An explosive new research report released today by Consumer Action Law Centre reveals that the high cost short term lending industry in Australia – sometimes referred to as payday lending industry – grew almost tenfold during the last decade.
The report also charts the experience in the US where such lending has expanded unchecked in recent years, impacting the broader economy and American battle readiness – due to excessive lending to military personal. This paints a grim picture of a possible future for Australia if action isn’t taken now.
Zac Gillam, author of the 300 page report ‘Payday Loans: Helping hand or quicksand?’ and a Senior Policy Officer with the Centre, said many Australians would be shocked to learn thousands of people were now repeatedly borrowing small loans at rates equivalent to 400% per year or more, given the amount of community concern expressed at even a 0.25% interest rate rise on products like home loans.
‘These loans cost a staggering amount by any standard. And unlike the picture painted by industry advertising, it appears most consumers are using payday loans to fill an income shortfall, with the vast majority of payday loans being spent on the basics of day to day living, such as food, rent and bills and basic vehicle maintenance,’ said Mr Gillam.
‘It’s an attractive market for lenders because borrowers aren’t in a position to argue over the cost and only a few Australian states have usury limits in place that put an upper cap on what Australian borrowers can reasonably be charged.’
‘It’s lucrative because these lenders take a first stake in their customer’s income by debiting repayments the day their salary or pension is deposited. This leaves little money for other essentials and can lead to one of the most destructive aspects of this form of credit – repeat borrowing. If a person can’t afford recurring living expenses, they’re probably not going to be able to afford to repay such an expensive loan so quickly either.’
‘No wonder it’s grown to an estimated $204 million loaned out in Australia every year to around 379,000 customers. Cash Converters alone was lending $11.6 million in 2002 but last financial year lent out over $124.5 million.’
Mr Gillam said that, as a result, borrowers potentially find themselves in a borrowing cycle that was not only expensive but hard to escape from.
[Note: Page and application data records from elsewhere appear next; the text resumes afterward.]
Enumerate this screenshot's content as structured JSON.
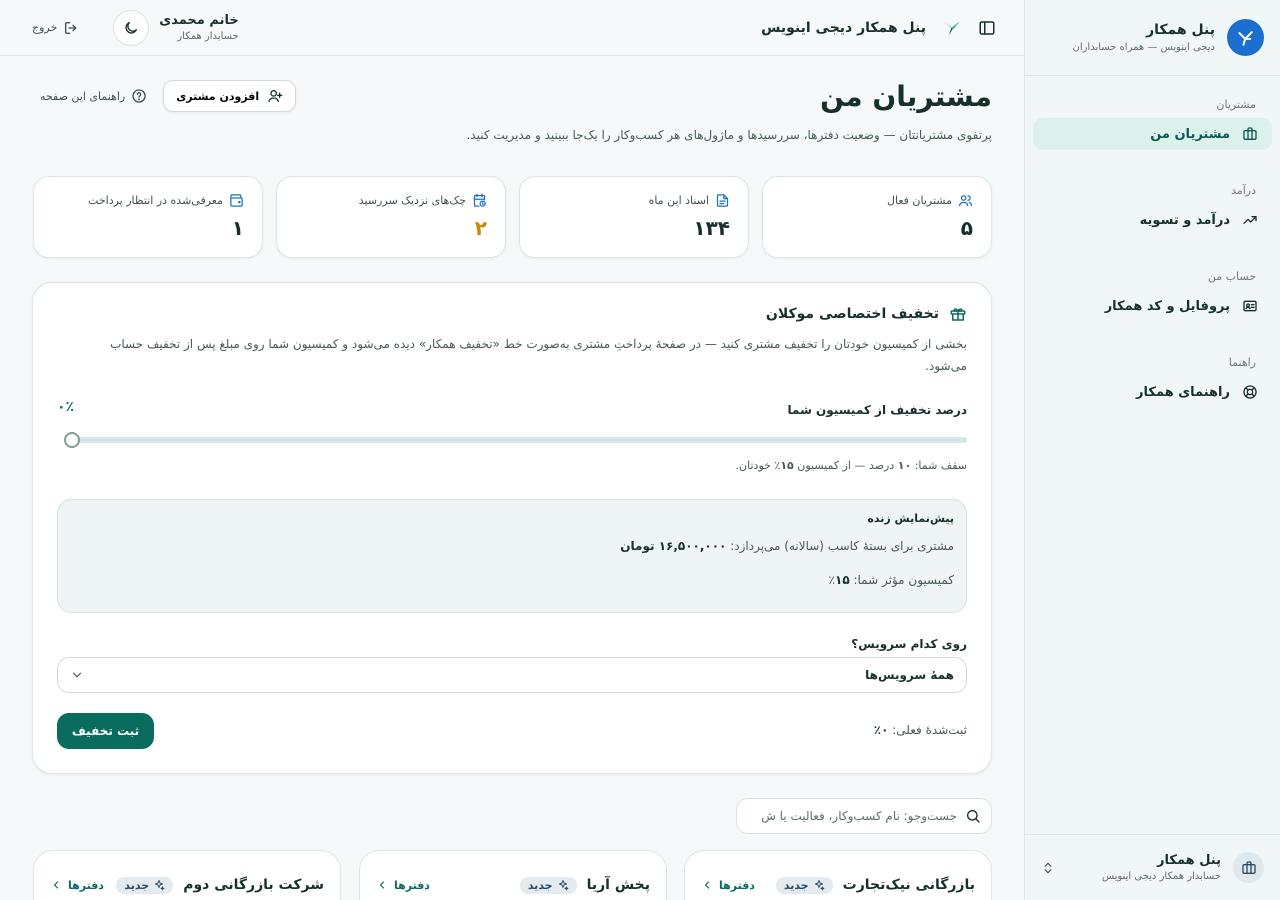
{
  "sidebar": {
    "brand_title": "پنل همکار",
    "brand_sub": "دیجی اینویس — همراه حسابداران",
    "groups": [
      {
        "label": "مشتریان",
        "items": [
          {
            "label": "مشتریان من",
            "icon": "briefcase-icon"
          }
        ]
      },
      {
        "label": "درآمد",
        "items": [
          {
            "label": "درآمد و تسویه",
            "icon": "trend-icon"
          }
        ]
      },
      {
        "label": "حساب من",
        "items": [
          {
            "label": "پروفایل و کد همکار",
            "icon": "id-card-icon"
          }
        ]
      },
      {
        "label": "راهنما",
        "items": [
          {
            "label": "راهنمای همکار",
            "icon": "lifebuoy-icon"
          }
        ]
      }
    ],
    "footer_title": "پنل همکار",
    "footer_sub": "حسابدار همکار دیجی اینویس"
  },
  "topbar": {
    "title": "پنل همکار دیجی اینویس",
    "user_name": "خانم محمدی",
    "user_role": "حسابدار همکار",
    "logout_label": "خروج"
  },
  "page": {
    "title": "مشتریان من",
    "description": "پرتفوی مشتریانتان — وضعیت دفترها، سررسیدها و ماژول‌های هر کسب‌وکار را یک‌جا ببینید و مدیریت کنید.",
    "add_customer_label": "افزودن مشتری",
    "help_label": "راهنمای این صفحه"
  },
  "stats": [
    {
      "label": "مشتریان فعال",
      "value": "۵",
      "icon": "users-icon",
      "color": "#17302d"
    },
    {
      "label": "اسناد این ماه",
      "value": "۱۳۴",
      "icon": "document-icon",
      "color": "#17302d"
    },
    {
      "label": "چک‌های نزدیک سررسید",
      "value": "۲",
      "icon": "calendar-clock-icon",
      "color": "#c98a0c"
    },
    {
      "label": "معرفی‌شده در انتظار پرداخت",
      "value": "۱",
      "icon": "wallet-icon",
      "color": "#17302d"
    }
  ],
  "discount": {
    "title": "تخفیف اختصاصی موکلان",
    "description": "بخشی از کمیسیون خودتان را تخفیف مشتری کنید — در صفحهٔ پرداختِ مشتری به‌صورت خط «تخفیف همکار» دیده می‌شود و کمیسیون شما روی مبلغ پس از تخفیف حساب می‌شود.",
    "slider_label": "درصد تخفیف از کمیسیون شما",
    "slider_value_text": "۰٪",
    "slider_fraction": 0,
    "note_prefix": "سقف شما: ",
    "note_cap": "۱۰",
    "note_mid": " درصد — از کمیسیون ",
    "note_comm": "۱۵",
    "note_suffix": "٪ خودتان.",
    "preview_title": "پیش‌نمایش زنده",
    "preview_line1_prefix": "مشتری برای بستهٔ کاسب (سالانه) می‌پردازد: ",
    "preview_line1_amount": "۱۶,۵۰۰,۰۰۰ تومان",
    "preview_line2_prefix": "کمیسیون مؤثر شما: ",
    "preview_line2_value": "۱۵",
    "preview_line2_suffix": "٪",
    "service_label": "روی کدام سرویس؟",
    "service_selected": "همهٔ سرویس‌ها",
    "saved_prefix": "ثبت‌شدهٔ فعلی: ",
    "saved_value": "۰٪",
    "submit_label": "ثبت تخفیف"
  },
  "search": {
    "placeholder": "جست‌وجو: نام کسب‌وکار، فعالیت یا ش"
  },
  "customers": [
    {
      "name": "بازرگانی نیک‌تجارت",
      "badge": "جدید",
      "link": "دفترها"
    },
    {
      "name": "پخش آریا",
      "badge": "جدید",
      "link": "دفترها"
    },
    {
      "name": "شرکت بازرگانی دوم",
      "badge": "جدید",
      "link": "دفترها"
    }
  ],
  "colors": {
    "accent": "#0a6b5f",
    "brand_blue": "#1a6fcf",
    "warning": "#c98a0c"
  }
}
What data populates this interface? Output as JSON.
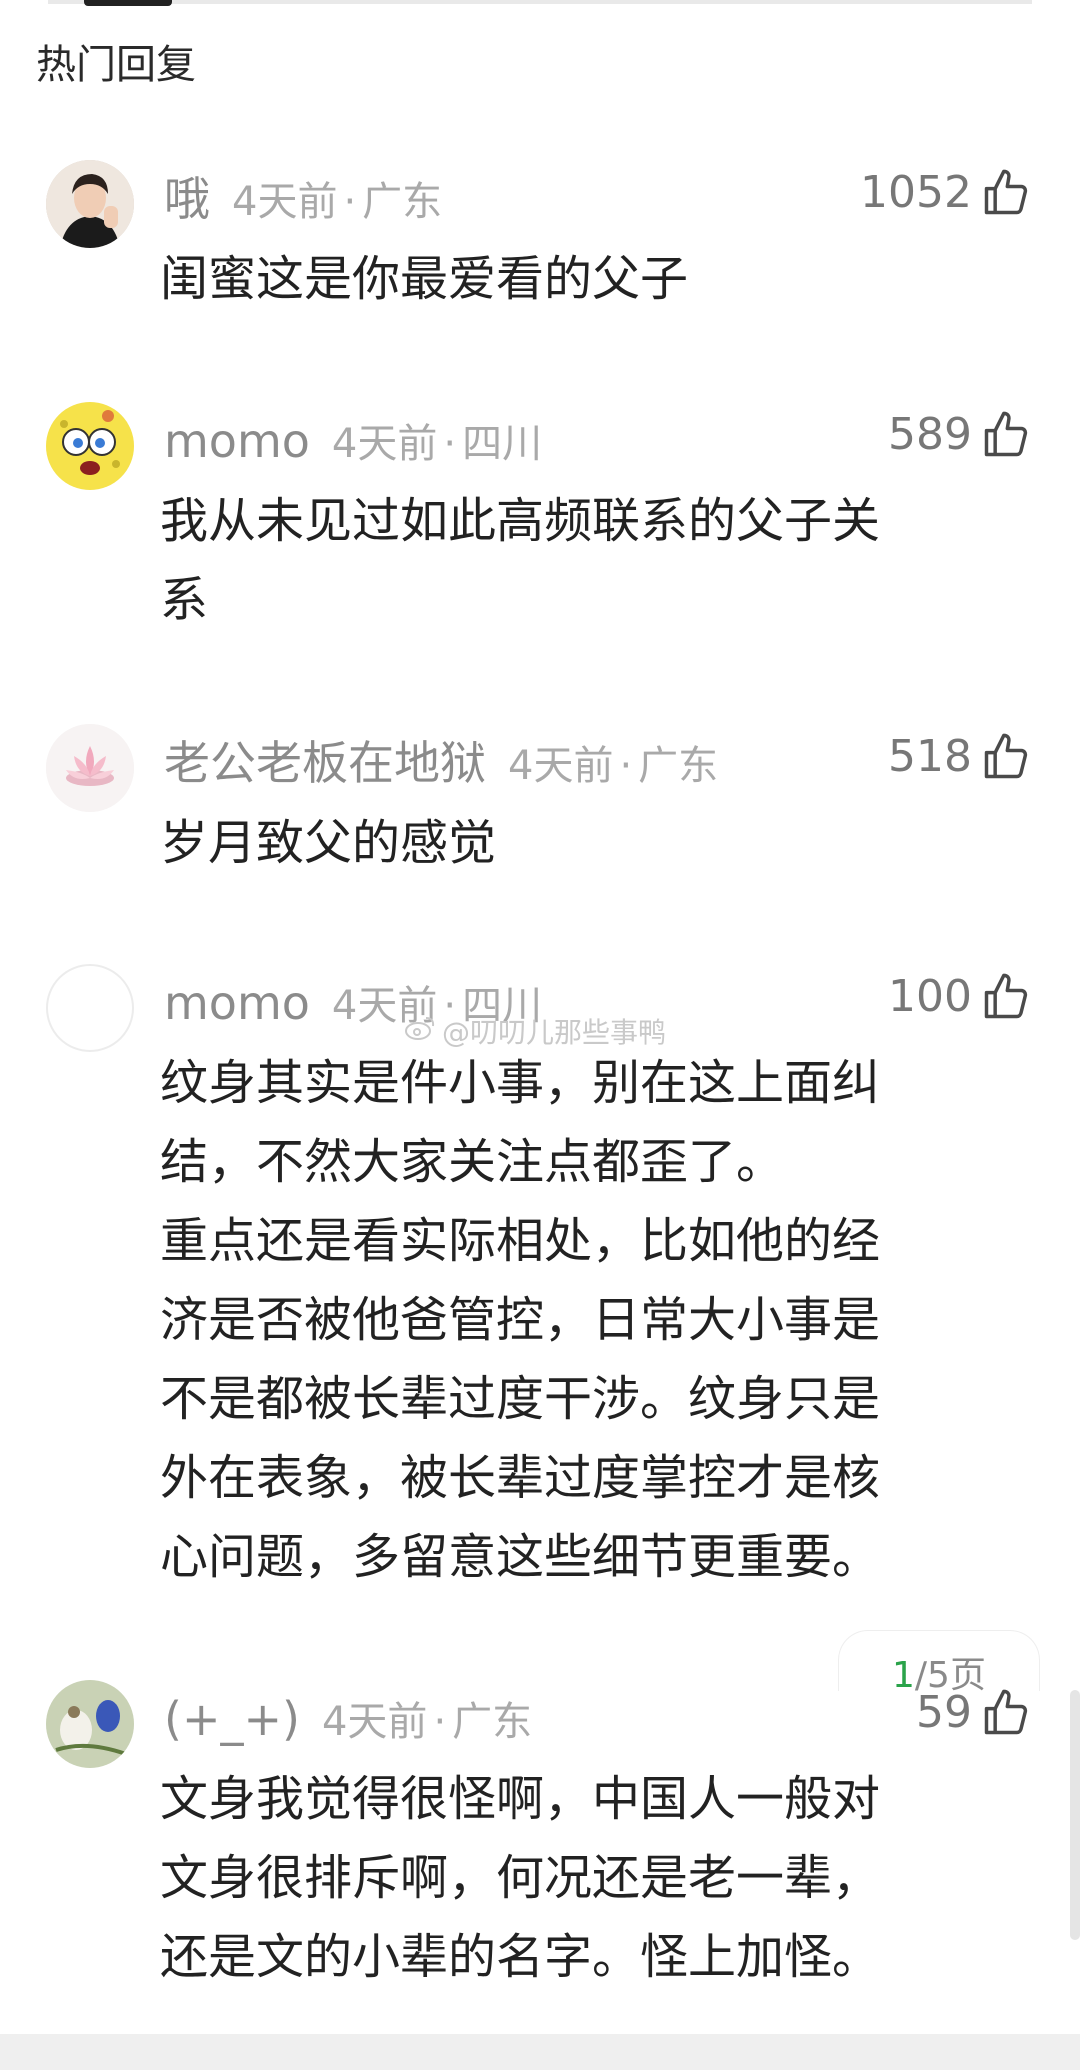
{
  "section_title": "热门回复",
  "watermark": "@叨叨儿那些事鸭",
  "pager": {
    "current": "1",
    "rest": "/5页"
  },
  "comments": [
    {
      "user": "哦",
      "time": "4天前",
      "dot": "·",
      "location": "广东",
      "likes": "1052",
      "text": "闺蜜这是你最爱看的父子"
    },
    {
      "user": "momo",
      "time": "4天前",
      "dot": "·",
      "location": "四川",
      "likes": "589",
      "text": "我从未见过如此高频联系的父子关\n系"
    },
    {
      "user": "老公老板在地狱",
      "time": "4天前",
      "dot": "·",
      "location": "广东",
      "likes": "518",
      "text": "岁月致父的感觉"
    },
    {
      "user": "momo",
      "time": "4天前",
      "dot": "·",
      "location": "四川",
      "likes": "100",
      "text": "纹身其实是件小事，别在这上面纠\n结，不然大家关注点都歪了。\n重点还是看实际相处，比如他的经\n济是否被他爸管控，日常大小事是\n不是都被长辈过度干涉。纹身只是\n外在表象，被长辈过度掌控才是核\n心问题，多留意这些细节更重要。"
    },
    {
      "user": "(+_+)",
      "time": "4天前",
      "dot": "·",
      "location": "广东",
      "likes": "59",
      "text": "文身我觉得很怪啊，中国人一般对\n文身很排斥啊，何况还是老一辈，\n还是文的小辈的名字。怪上加怪。"
    }
  ]
}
They might pay back the loan but then find they did not have enough to get through the next fortnight, meaning they borrowed again, and then again. Far from helping low income consumers – this pattern places further strain on already exceedingly limited finances.
‘The Australian Government needs to learn a lesson from the United States experience where payday lending exploded during the 1990’s. There are now more payday lending stores in the US than McDonalds and Starbucks outlets combined,’ Mr Gillam said.